# Requirement
Return all the lines below in which the string "Bank" appears.

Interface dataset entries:

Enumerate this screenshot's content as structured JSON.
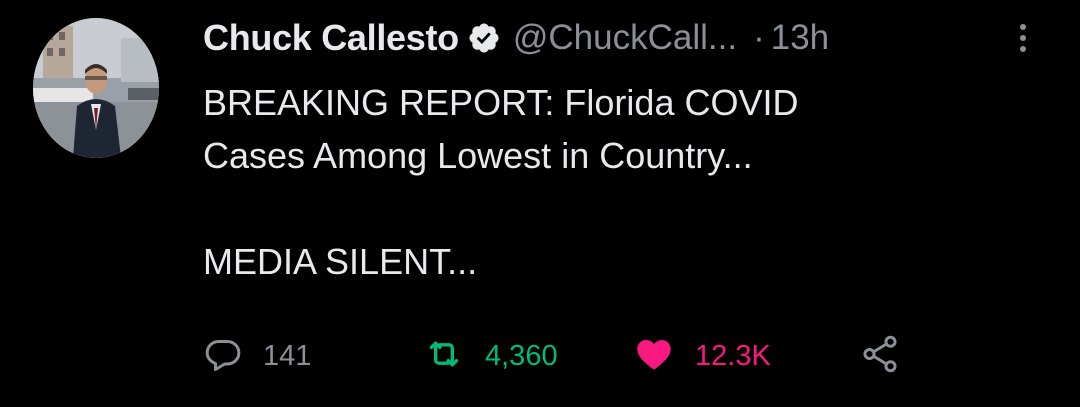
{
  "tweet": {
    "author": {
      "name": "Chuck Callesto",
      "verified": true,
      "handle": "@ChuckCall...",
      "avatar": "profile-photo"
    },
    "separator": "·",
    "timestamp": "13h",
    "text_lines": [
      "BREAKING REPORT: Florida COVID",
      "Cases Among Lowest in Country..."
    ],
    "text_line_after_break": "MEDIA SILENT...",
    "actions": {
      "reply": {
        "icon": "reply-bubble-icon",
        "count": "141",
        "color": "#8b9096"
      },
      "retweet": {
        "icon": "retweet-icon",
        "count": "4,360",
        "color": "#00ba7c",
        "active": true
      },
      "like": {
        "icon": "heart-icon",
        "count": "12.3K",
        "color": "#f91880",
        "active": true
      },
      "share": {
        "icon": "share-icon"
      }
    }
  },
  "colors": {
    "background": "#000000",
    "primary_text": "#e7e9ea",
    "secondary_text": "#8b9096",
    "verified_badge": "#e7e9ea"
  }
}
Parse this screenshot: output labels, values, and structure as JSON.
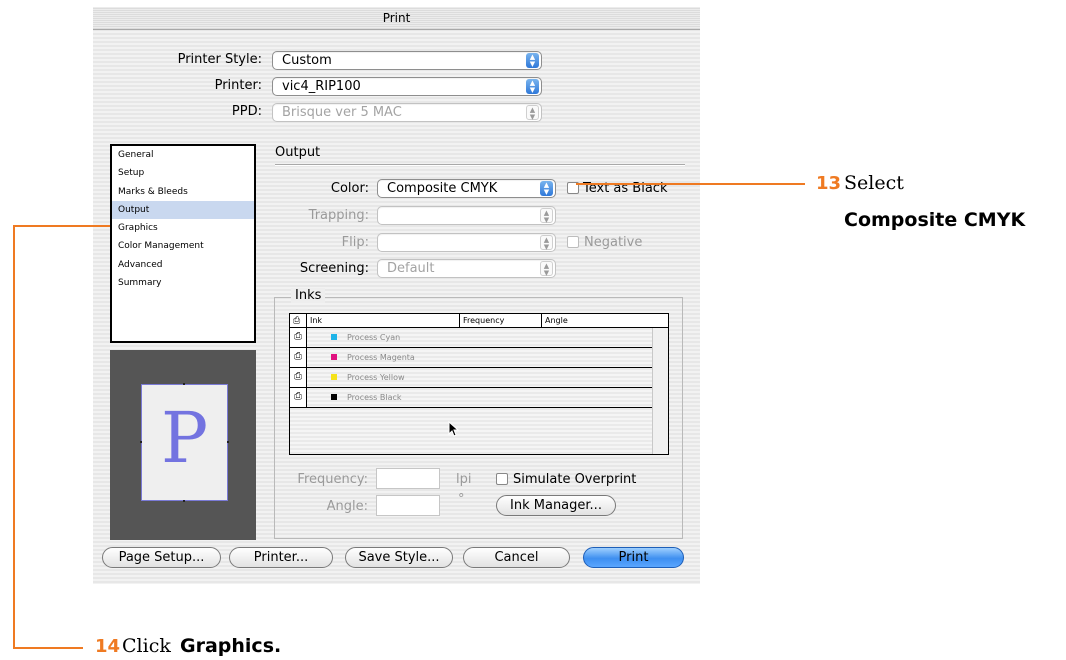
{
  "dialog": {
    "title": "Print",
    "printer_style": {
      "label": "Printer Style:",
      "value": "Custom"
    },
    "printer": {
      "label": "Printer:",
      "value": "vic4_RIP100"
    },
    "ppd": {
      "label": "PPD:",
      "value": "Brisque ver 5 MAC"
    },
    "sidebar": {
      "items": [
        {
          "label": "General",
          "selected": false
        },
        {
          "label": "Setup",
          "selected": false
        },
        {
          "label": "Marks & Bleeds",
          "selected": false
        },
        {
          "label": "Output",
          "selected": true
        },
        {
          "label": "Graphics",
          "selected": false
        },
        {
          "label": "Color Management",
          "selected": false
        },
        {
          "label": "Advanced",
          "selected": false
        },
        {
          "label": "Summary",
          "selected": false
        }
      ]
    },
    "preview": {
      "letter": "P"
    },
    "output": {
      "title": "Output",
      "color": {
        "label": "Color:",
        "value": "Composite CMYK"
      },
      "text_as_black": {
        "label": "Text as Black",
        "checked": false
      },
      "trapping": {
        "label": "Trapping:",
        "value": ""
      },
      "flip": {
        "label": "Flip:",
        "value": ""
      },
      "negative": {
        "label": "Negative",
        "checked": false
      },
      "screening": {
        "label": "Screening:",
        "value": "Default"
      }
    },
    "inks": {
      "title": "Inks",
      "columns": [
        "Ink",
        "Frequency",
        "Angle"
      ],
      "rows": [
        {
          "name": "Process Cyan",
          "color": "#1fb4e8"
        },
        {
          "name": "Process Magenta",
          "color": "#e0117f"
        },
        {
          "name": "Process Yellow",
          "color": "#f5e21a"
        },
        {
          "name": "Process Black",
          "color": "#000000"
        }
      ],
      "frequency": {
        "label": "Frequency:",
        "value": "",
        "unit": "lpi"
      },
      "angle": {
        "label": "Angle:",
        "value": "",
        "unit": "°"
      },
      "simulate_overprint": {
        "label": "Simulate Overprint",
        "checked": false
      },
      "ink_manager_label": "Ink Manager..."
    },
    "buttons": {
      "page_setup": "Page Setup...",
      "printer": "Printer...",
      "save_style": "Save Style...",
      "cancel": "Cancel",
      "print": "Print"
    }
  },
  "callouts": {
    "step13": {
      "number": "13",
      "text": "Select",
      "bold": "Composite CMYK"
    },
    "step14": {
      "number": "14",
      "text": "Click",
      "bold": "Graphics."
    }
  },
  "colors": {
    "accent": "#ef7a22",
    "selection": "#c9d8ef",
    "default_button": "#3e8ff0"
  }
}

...

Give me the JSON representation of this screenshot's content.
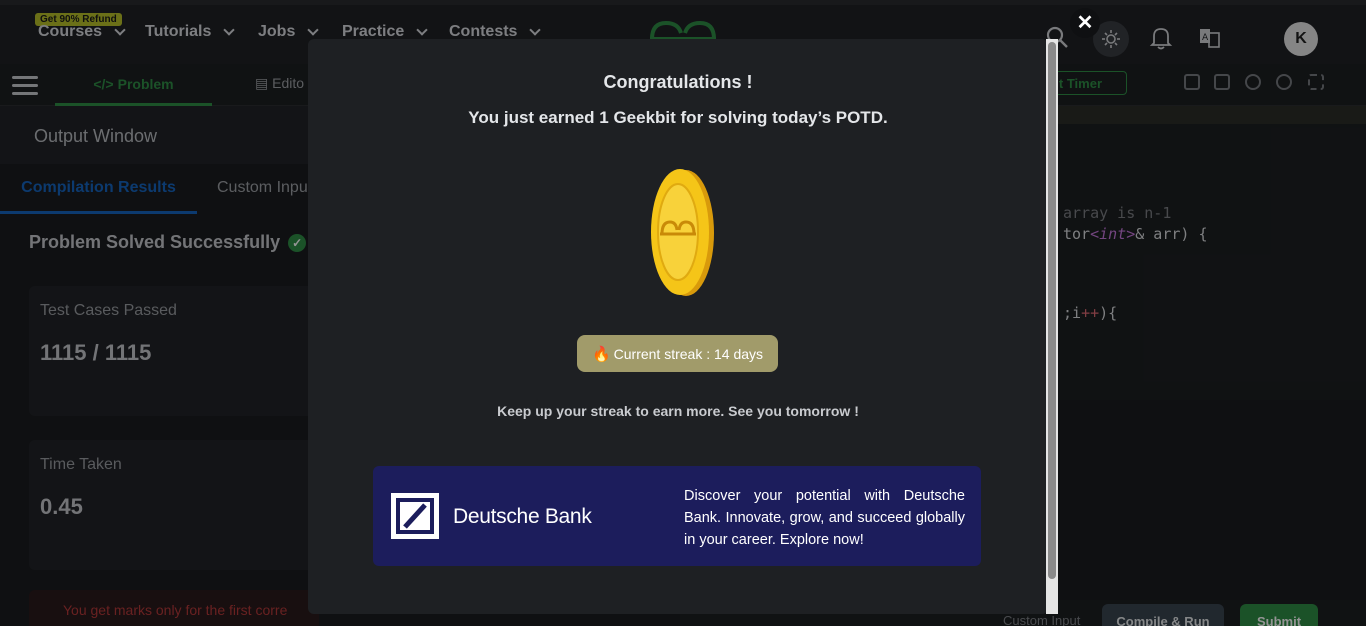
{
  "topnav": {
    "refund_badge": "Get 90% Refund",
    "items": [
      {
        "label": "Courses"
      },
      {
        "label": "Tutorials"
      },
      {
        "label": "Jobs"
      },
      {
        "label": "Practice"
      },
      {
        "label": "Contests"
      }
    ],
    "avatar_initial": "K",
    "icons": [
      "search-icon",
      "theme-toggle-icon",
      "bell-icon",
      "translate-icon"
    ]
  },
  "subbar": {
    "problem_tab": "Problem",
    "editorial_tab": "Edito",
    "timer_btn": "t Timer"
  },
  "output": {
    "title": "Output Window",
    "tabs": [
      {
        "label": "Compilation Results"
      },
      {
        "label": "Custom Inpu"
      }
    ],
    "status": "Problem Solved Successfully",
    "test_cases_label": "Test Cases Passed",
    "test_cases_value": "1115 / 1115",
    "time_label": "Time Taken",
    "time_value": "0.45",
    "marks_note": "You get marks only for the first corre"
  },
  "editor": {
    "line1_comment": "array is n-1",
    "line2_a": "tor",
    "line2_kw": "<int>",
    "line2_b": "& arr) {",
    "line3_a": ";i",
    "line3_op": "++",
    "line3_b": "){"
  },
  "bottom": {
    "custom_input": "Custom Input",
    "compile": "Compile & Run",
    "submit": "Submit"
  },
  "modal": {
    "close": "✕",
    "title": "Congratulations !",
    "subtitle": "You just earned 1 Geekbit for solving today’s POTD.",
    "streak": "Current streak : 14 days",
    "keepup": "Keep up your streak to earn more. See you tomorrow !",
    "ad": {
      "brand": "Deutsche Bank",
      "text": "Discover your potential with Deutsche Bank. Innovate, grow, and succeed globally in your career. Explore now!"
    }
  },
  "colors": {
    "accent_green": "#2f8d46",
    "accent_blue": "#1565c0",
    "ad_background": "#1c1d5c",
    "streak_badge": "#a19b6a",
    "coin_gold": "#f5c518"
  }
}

# Task response
      "brand": "Deutsche Bank",
      "text": "Discover your potential with Deutsche Bank. Innovate, grow, and succeed globally in your career. Explore now!"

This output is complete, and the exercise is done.